- Will a mother cat abandon her kittens if you touch them?
- How do cats act after giving birth?
- How do cats prepare for birth?
- Where do cats like to have their kittens?
- How long does it take for a cat to recover from giving birth?
- Do cats give birth at night?
- Do cats eat their kittens?
- What are the signs before a cat gives birth?
- Do cats get sad when you leave?
- How many kittens are in a first litter?
- Do cats cry while giving birth?
- Should I leave my cat alone while giving birth?
Will a mother cat abandon her kittens if you touch them?
A mother cat will NOT “reject” kittens that have been touched by humans.
Kittens should only be removed from their nest if there is no evidence of a mother cat after several hours, or if the kittens seem to be in imminent danger or distress..
How do cats act after giving birth?
The mother cat will usually have normal vaginal drainage after birthing her kittens. But, if you notice a foul-smelling discharge, that is a red flag. Other symptoms include lethargy, fever, and loss of milk production. The mother cat may have to be hospitalized for treatment and might need an emergency spaying.

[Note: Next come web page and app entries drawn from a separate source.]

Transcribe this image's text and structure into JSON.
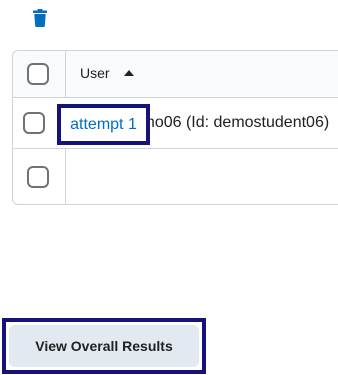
{
  "toolbar": {
    "delete_icon": "trash-icon",
    "delete_color": "#006fbf"
  },
  "grid": {
    "header": {
      "user_label": "User",
      "sort": "ascending"
    },
    "rows": [
      {
        "user": "Student, Demo06 (Id: demostudent06)",
        "checked": false
      }
    ],
    "attempts": [
      {
        "label": "attempt 1",
        "checked": false
      }
    ]
  },
  "footer": {
    "view_results_label": "View Overall Results"
  },
  "colors": {
    "link": "#006fbf",
    "focus_outline": "#15127a",
    "border": "#cdd5dc",
    "button_bg": "#e3e9f1"
  }
}
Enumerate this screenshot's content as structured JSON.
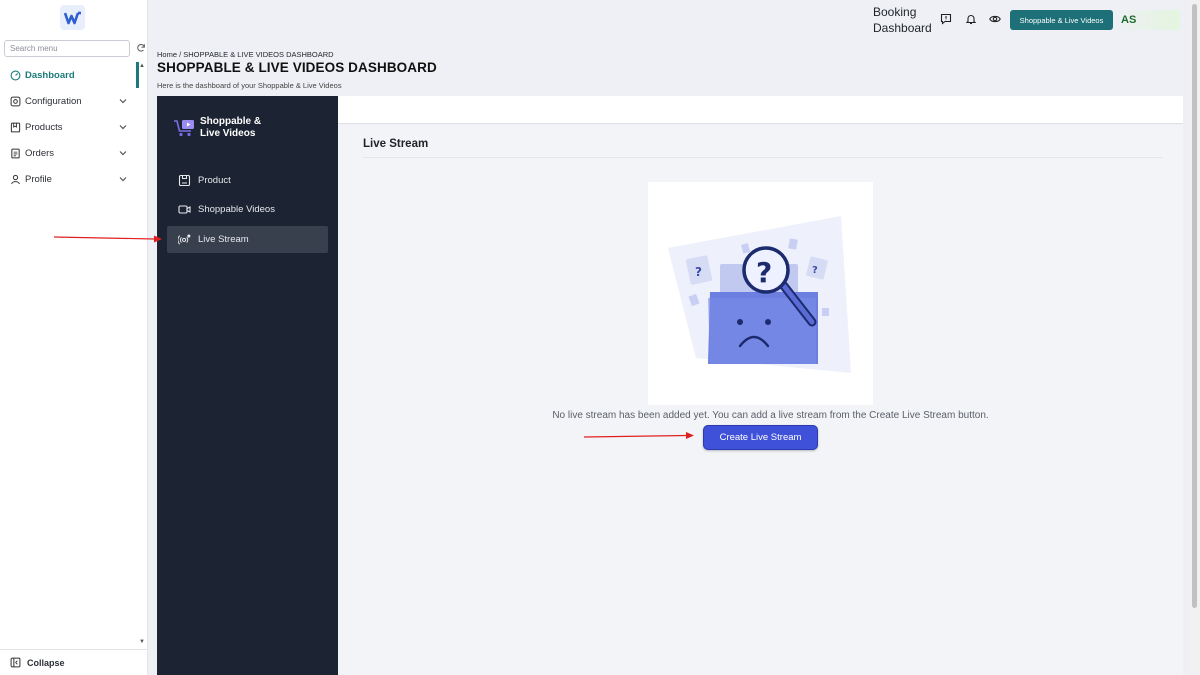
{
  "sidebar": {
    "search_placeholder": "Search menu",
    "items": [
      {
        "label": "Dashboard",
        "icon": "gauge-icon"
      },
      {
        "label": "Configuration",
        "icon": "settings-icon"
      },
      {
        "label": "Products",
        "icon": "bookmark-icon"
      },
      {
        "label": "Orders",
        "icon": "document-icon"
      },
      {
        "label": "Profile",
        "icon": "user-icon"
      }
    ],
    "collapse_label": "Collapse"
  },
  "topbar": {
    "booking_label": "Booking Dashboard",
    "app_button_label": "Shoppable & Live Videos",
    "avatar_initials": "AS"
  },
  "page": {
    "breadcrumb": "Home / SHOPPABLE & LIVE VIDEOS DASHBOARD",
    "title": "SHOPPABLE & LIVE VIDEOS DASHBOARD",
    "subtitle": "Here is the dashboard of your Shoppable & Live Videos"
  },
  "inner_sidebar": {
    "brand_name": "Shoppable & Live Videos",
    "items": [
      {
        "label": "Product",
        "icon": "product-icon"
      },
      {
        "label": "Shoppable Videos",
        "icon": "video-camera-icon"
      },
      {
        "label": "Live Stream",
        "icon": "live-stream-icon",
        "active": true
      }
    ]
  },
  "main": {
    "section_title": "Live Stream",
    "empty_message": "No live stream has been added yet. You can add a live stream from the Create Live Stream button.",
    "create_button_label": "Create Live Stream"
  },
  "colors": {
    "accent_teal": "#1d6f78",
    "dark_sidebar": "#1c2433",
    "primary_button": "#3f51d8",
    "annotation_arrow": "#e02020"
  }
}
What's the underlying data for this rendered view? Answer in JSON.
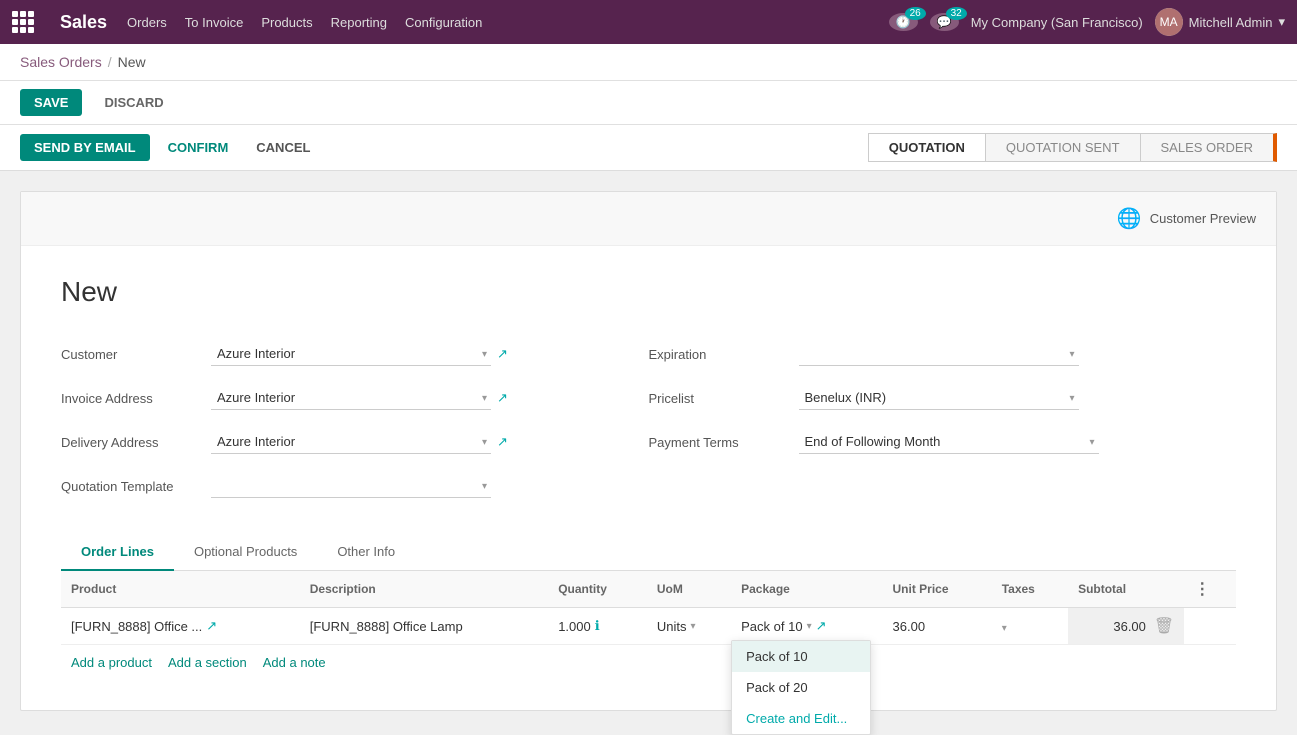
{
  "app": {
    "brand": "Sales",
    "nav_items": [
      "Orders",
      "To Invoice",
      "Products",
      "Reporting",
      "Configuration"
    ],
    "notification_count": "26",
    "message_count": "32",
    "company": "My Company (San Francisco)",
    "user": "Mitchell Admin"
  },
  "breadcrumb": {
    "parent": "Sales Orders",
    "current": "New"
  },
  "actions": {
    "save": "SAVE",
    "discard": "DISCARD",
    "send_email": "SEND BY EMAIL",
    "confirm": "CONFIRM",
    "cancel": "CANCEL"
  },
  "status_steps": [
    "QUOTATION",
    "QUOTATION SENT",
    "SALES ORDER"
  ],
  "form": {
    "title": "New",
    "customer_label": "Customer",
    "customer_value": "Azure Interior",
    "invoice_address_label": "Invoice Address",
    "invoice_address_value": "Azure Interior",
    "delivery_address_label": "Delivery Address",
    "delivery_address_value": "Azure Interior",
    "quotation_template_label": "Quotation Template",
    "expiration_label": "Expiration",
    "pricelist_label": "Pricelist",
    "pricelist_value": "Benelux (INR)",
    "payment_terms_label": "Payment Terms",
    "payment_terms_value": "End of Following Month",
    "customer_preview": "Customer Preview"
  },
  "tabs": [
    {
      "label": "Order Lines",
      "active": true
    },
    {
      "label": "Optional Products",
      "active": false
    },
    {
      "label": "Other Info",
      "active": false
    }
  ],
  "table": {
    "columns": [
      "Product",
      "Description",
      "Quantity",
      "UoM",
      "Package",
      "Unit Price",
      "Taxes",
      "Subtotal",
      ""
    ],
    "rows": [
      {
        "product": "[FURN_8888] Office ...",
        "description": "[FURN_8888] Office Lamp",
        "quantity": "1.000",
        "uom": "Units",
        "package": "Pack of 10",
        "unit_price": "36.00",
        "taxes": "",
        "subtotal": "36.00"
      }
    ],
    "add_product": "Add a product",
    "add_section": "Add a section",
    "add_note": "Add a note"
  },
  "package_dropdown": {
    "options": [
      "Pack of 10",
      "Pack of 20",
      "Create and Edit..."
    ],
    "selected": "Pack of 10"
  }
}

How do cats prepare for birth?
To help out, you can scan your home for a good birthing spot for them. Find a medium-sized box with a low opening, and cover it with newspapers, old towels, and soft blankets to create a relaxing area for the mother and their future kittens. You should place the nesting box in a quiet corner of your house.
Where do cats like to have their kittens?
Nesting: A day or two before labor, your cat will seek out a quiet and safe place to have her kittens. She may choose a spot you make for her or look to hideout in the back of a closet or under a bed.
How long does it take for a cat to recover from giving birth?
disturbed behaviour – normally queens spend most of the time with the litter for at least two weeks and are usually very calm after the birth. However, some queens may show disturbed behaviour: severe disturbance, constant interruptions or pain can cause the queen to kill her offspring.
Do cats give birth at night?
Your cat’s labour should go smoothly, but it’s useful to have help on hand to keep her calm and in case she runs into any complications. Get hold of your vet’s out-of-hours phone number prior to your cat giving birth, as delivery often happens during the night, or they might need an emergency helping hand.
Do cats eat their kittens?
This may seem like a gruesome topic but in short, the answer is usually no – mother cats (or more correctly queens as they are known), do not eat their kittens. They do, however, commonly eat the placenta of their kittens and this is completely normal behaviour. … She will not eat live healthy viable kittens.
What are the signs before a cat gives birth?
5 Signs To Know Your Cat Is In LaborMammary glands will increase in size. During the final week of pregnancy, the mammary glands of your cat will increase in size. … Nesting behavior will begin. … Temperature will fall. … Behavior changes. … Decrease in appetite. … Licking, pacing, howling, and chirping.
Do cats get sad when you leave?
Regardless of their reputation, cats do get lonely when they are left unattended for long periods of time. They are social beings that form strong bonds with their owners. When their needs for companionship are not met, cats can become depressed. They can also get separation anxiety.
How many kittens are in a first litter?
Between one and nine kittens will be born in a litter – most commonly four to six. First-time queens usually have a small litter size.
Do cats cry while giving birth?
During birth, your queen will “cry” and sound distressed, which is completely normal. You can expect to see a kitten every 10 to 60 minutes, and it’s likely your cat will eat the placentas and chew through the kittens’ umbilical cords.
Should I leave my cat alone while giving birth?
Most cats would prefer to be left alone, and they definitely don’t want to be pet or touched while they are giving birth. It’s best to give your pregnant cat as much privacy as possible while also leaving yourself the ability to monitor the birthing process for any signs of issues or distress.